Cops Act Like Soldiers at Small Georgia Neo–Nazi Rally

This image was removed due to legal reasons.

Dressing and acting more like they were on patrol in Afghanistan than policing a neo–Nazi rally in a small town in Georgia, hundreds of police officers in combat gear and carrying high–powered weapons demonstrated what it looks like when we militarize our police forces.

HuffPost reporter Christopher Mathias described the scene in Newnan, GA, as a “heavily militarized police force of some 400 officers” that “aggressively patrolled a small neo-Nazi rally in this city 40 miles southwest of Atlanta on Saturday and arrested about 10 counterprotesters, many for the crime of wearing a mask.”

Ten arrests may not seem like much, but in a video posted on Twitter, Mathias said it was “the most over-aggressive policing” he’d ever seen:


That included one officer directly pointing his weapon at protesters and journalists, an incident that can be seen in the video. “At one point, an officer pointed what seemed to be a modified AR-15 at the faces of counterprotesters, none of whom appeared to be armed,” Mathias wrote. Those who were arrested were tackled and thrown to the ground, and then moved out of the view of reporters.

“The demonstrators were placed face down in the street. The police moved members of the media away from the area and blocked the view with vans,” USA Today reported, citing The Atlanta Journal-Constitution. All of this activity was to facilitate about 60 neo–Nazis who wanted to hold a hate rally organized by the National Socialist Movement in a designated area where only about 30 neo–Nazis ended up taking the stage.

Officials clearly had wanted to avoid a repeat of the tragic events last year in Charlottesville, VA, which were marked by violence, clashes, and chaos between neo–Nazis and other white supremacists on one side and anti–fascist protesters on the other. Those clashes culminated in a vehicular attack on peaceful protesters that killed 32–year–old protester Heather Heyer and injured several others.


But the military hardware and tactics on display by police officers in Newnan were consternating, and the excuse for arresting the counterprotesters—some of whom were wearing masks—has a curious historical twist.

According to HuffPost, police cited a rarely enforced 1951 law created to prevent members of the KKK from wearing masks.


Mathias wrote:

“The irony of enforcing masking laws to prosecute leftists is just incredible,” said Molly, a counterprotester from Charlottesville, Virginia, who traveled to Georgia to protest neo-Nazis. She asked that her last name not be published for fear of retribution. “Those are anti-Klan statutes.”

“And to be roughing up anti-Nazi protesters while handling literal Nazis with kid gloves... it’s absurd,” added Molly, who said she saw one of her friends get arrested Saturday.


According to USA Today, Newnan police chief Douglas “Buster” Meadows said officials, police units, and city workers had been planning for up to six weeks for the event. He said he was “very relieved” that no injuries or property damage were reported, and that’s definitely good news. But is militarization of the country’s police forces really the price we want to pay for that safety?

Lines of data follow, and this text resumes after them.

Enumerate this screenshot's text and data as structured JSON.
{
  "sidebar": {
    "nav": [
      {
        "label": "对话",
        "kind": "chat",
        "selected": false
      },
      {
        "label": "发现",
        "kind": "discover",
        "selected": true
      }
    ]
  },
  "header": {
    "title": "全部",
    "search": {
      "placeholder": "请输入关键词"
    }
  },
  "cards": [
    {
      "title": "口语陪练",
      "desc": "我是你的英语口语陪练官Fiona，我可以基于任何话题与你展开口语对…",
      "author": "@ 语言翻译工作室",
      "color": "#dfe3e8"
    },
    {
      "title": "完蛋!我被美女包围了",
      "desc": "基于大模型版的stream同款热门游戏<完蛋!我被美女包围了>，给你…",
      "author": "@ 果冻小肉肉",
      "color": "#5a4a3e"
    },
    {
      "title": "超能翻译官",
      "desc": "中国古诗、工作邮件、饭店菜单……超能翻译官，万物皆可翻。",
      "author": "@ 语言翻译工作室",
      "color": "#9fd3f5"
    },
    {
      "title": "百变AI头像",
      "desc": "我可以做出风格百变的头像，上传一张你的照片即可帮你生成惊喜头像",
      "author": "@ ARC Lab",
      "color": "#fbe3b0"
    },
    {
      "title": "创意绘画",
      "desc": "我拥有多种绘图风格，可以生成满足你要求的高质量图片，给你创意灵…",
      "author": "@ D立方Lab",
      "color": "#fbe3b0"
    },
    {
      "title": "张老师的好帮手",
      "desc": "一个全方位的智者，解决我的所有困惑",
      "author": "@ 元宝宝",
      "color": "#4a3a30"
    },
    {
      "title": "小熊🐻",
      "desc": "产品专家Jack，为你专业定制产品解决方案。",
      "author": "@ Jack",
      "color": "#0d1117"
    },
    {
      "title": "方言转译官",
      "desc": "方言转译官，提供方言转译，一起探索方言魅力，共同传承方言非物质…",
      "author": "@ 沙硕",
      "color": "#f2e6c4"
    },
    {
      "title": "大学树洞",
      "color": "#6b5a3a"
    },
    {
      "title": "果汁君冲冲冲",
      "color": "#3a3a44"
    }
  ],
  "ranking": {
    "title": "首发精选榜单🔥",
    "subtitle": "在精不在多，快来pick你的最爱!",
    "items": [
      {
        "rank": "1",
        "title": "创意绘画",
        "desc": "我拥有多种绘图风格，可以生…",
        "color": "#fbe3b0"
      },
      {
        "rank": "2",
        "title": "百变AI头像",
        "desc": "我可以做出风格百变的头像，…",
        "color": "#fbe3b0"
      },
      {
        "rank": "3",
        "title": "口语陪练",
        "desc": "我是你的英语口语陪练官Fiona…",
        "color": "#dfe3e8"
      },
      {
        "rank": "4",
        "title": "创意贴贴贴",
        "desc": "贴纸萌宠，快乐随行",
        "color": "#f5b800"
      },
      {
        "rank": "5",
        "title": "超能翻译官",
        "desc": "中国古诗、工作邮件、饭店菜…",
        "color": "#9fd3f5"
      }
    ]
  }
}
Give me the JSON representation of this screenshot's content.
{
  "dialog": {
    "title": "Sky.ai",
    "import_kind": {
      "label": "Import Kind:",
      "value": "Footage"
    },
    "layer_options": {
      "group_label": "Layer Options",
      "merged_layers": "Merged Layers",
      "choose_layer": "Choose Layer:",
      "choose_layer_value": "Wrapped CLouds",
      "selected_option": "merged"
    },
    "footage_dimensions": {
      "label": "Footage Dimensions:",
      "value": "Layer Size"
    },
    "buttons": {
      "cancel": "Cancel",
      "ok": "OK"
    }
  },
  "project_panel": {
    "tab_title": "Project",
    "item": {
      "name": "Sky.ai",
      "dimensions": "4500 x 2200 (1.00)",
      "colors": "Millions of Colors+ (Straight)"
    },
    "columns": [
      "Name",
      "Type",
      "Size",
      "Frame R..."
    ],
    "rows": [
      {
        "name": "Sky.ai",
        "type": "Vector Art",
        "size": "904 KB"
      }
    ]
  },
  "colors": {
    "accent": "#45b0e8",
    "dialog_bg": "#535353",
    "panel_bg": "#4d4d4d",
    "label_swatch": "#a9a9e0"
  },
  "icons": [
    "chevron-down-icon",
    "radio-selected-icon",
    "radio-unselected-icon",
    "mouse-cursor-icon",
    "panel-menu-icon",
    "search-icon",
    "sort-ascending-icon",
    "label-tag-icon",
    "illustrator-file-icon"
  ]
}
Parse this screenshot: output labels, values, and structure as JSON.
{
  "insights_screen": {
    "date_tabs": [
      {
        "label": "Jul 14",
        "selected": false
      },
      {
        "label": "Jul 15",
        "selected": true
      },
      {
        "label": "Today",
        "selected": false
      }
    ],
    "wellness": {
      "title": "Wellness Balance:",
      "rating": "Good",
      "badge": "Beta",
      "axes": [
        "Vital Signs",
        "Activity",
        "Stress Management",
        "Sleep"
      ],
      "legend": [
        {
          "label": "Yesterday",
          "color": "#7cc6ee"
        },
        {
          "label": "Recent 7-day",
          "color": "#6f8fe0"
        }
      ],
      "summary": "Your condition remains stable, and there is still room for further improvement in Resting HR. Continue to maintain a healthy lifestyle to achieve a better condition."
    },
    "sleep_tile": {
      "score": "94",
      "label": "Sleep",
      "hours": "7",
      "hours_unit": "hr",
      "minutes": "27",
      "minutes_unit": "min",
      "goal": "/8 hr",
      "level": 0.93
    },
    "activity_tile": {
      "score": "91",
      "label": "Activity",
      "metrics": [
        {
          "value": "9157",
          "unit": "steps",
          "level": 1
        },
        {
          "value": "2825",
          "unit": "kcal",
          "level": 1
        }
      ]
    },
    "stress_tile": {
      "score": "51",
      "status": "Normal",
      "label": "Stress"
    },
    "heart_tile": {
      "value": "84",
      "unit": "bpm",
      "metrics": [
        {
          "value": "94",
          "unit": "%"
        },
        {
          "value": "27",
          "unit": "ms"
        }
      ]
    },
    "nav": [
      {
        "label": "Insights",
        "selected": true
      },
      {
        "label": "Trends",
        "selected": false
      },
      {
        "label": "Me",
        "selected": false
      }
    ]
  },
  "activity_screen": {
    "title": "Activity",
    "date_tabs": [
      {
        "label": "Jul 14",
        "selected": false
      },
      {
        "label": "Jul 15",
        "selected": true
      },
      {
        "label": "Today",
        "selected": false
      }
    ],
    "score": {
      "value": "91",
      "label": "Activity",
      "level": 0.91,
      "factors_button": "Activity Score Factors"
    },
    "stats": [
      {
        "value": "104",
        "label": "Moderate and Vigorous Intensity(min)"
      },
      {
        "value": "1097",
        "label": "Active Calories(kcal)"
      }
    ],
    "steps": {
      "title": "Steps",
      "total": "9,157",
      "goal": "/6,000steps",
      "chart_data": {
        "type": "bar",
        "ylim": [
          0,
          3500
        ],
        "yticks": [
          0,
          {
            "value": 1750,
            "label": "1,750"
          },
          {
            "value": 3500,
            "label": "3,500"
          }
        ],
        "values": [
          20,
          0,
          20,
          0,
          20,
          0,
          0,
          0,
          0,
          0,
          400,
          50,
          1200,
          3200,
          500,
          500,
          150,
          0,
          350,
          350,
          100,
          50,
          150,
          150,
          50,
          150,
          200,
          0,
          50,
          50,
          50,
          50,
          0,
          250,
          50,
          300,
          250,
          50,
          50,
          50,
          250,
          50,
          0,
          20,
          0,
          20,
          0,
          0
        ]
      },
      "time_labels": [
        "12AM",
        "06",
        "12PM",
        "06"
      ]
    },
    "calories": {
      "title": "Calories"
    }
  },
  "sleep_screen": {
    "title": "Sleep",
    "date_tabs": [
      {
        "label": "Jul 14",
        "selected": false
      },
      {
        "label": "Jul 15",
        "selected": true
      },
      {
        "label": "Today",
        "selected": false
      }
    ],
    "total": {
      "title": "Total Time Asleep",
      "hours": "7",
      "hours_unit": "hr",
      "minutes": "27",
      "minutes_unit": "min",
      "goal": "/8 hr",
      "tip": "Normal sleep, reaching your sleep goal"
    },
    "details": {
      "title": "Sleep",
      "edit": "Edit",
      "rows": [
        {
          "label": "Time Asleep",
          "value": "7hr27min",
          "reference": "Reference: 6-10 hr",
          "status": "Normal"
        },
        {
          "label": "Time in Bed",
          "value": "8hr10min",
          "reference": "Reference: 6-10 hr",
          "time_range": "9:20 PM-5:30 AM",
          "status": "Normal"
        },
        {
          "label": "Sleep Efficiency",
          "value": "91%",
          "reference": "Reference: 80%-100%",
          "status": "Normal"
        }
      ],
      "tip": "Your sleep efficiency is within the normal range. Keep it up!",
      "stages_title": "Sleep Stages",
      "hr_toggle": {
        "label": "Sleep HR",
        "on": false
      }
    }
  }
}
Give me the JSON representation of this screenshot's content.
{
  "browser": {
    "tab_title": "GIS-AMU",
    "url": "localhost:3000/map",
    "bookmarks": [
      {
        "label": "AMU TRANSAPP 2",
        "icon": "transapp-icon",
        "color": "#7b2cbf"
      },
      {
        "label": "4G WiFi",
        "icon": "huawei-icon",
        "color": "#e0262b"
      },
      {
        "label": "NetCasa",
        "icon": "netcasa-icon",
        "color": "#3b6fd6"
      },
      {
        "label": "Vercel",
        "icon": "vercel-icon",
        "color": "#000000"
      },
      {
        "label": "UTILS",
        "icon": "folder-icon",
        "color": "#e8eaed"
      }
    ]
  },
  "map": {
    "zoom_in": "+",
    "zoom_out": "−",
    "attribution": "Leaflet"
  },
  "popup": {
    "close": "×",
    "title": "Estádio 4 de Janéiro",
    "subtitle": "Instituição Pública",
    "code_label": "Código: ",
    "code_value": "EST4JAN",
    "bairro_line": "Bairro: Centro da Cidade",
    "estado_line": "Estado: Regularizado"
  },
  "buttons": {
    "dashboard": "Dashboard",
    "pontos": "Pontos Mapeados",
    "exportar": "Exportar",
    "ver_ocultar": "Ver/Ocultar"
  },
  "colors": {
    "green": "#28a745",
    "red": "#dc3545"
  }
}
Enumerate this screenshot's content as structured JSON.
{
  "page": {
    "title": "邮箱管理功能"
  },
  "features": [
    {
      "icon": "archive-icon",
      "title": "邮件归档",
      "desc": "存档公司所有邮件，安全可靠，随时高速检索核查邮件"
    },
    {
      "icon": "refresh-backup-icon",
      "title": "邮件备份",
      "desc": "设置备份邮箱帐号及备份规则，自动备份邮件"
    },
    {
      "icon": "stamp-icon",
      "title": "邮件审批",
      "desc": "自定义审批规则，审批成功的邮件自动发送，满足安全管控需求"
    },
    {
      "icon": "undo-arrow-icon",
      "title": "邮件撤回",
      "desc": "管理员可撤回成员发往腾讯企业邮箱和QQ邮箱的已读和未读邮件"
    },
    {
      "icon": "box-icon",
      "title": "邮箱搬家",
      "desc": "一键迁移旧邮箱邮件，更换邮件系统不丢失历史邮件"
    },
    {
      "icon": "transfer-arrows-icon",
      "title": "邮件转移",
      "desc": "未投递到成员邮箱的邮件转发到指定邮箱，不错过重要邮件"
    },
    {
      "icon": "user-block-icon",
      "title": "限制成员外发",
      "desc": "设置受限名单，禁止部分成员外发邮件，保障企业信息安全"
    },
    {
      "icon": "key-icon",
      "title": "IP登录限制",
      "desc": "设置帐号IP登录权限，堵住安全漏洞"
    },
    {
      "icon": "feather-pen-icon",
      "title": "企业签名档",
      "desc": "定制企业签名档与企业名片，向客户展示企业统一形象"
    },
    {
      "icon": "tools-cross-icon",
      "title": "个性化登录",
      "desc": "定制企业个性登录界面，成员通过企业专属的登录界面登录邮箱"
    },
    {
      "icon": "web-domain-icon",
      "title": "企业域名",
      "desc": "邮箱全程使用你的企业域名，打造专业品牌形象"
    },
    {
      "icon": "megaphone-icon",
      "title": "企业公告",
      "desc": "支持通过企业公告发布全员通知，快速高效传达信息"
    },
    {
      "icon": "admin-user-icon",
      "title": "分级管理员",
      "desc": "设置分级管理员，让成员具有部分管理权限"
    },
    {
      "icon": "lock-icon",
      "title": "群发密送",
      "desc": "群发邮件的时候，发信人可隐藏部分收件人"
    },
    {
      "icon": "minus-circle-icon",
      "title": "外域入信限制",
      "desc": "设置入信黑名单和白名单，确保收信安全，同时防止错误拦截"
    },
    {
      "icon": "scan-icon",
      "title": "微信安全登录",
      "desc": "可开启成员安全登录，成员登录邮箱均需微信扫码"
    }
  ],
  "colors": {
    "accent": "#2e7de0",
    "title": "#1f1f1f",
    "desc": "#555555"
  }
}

Weekend Editor, Splinter

Share This Story

Get our newsletter